What the task asks>
From the data below, return each line in which the string "JSON" is found.

-- Excerpted data follows --

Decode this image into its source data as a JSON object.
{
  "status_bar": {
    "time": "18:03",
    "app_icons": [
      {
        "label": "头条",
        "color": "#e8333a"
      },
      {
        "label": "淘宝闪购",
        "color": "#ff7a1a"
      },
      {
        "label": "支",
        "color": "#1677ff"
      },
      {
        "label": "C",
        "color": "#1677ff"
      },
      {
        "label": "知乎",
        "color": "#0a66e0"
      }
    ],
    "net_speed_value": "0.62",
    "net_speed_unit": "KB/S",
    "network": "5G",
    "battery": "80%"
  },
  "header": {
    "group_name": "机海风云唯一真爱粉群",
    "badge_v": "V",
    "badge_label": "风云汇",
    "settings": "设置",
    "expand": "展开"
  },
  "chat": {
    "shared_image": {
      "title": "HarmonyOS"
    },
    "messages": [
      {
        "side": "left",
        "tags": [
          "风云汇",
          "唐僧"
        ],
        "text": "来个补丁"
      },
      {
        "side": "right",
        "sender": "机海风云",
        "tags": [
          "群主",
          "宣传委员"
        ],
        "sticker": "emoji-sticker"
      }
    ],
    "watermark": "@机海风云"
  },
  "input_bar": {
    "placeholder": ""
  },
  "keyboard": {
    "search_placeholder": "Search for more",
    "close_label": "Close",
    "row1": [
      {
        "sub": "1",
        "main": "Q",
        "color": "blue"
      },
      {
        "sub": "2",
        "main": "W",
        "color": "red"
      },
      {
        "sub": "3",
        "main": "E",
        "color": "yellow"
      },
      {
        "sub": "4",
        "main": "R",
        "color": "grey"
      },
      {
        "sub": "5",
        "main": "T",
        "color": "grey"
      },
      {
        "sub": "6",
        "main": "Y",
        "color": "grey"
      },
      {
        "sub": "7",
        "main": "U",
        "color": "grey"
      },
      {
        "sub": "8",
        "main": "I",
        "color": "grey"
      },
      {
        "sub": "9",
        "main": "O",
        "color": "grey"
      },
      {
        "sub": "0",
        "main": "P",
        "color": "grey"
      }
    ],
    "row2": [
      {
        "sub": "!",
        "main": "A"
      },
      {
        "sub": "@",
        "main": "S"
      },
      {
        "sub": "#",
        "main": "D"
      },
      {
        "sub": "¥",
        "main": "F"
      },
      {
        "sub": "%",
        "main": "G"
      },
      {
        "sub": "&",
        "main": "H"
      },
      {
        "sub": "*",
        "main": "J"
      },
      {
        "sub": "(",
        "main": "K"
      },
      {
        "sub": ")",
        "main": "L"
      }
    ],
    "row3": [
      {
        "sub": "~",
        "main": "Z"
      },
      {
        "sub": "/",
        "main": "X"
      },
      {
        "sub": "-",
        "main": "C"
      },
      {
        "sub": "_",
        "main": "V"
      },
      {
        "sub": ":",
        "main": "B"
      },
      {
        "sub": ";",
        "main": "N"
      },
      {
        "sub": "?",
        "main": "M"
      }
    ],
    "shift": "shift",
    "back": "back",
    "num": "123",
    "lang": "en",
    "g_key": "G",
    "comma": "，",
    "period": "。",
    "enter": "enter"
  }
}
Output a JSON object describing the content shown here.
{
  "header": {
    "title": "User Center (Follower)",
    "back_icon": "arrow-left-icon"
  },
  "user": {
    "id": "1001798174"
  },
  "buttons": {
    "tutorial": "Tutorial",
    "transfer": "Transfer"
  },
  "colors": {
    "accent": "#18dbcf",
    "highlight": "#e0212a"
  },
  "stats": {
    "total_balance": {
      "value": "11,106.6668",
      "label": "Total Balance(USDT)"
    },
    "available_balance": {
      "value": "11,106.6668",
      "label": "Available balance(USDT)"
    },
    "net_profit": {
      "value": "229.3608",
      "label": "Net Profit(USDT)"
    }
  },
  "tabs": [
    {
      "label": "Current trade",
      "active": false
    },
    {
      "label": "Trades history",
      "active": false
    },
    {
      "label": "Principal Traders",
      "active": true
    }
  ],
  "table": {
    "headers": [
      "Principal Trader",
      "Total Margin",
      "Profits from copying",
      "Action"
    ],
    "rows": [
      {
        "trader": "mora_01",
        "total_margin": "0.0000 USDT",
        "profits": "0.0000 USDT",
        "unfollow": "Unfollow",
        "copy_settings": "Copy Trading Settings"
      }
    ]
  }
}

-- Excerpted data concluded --

Answer area>
Decode this image into its source data as a JSON object.
Output a JSON object describing the content shown here.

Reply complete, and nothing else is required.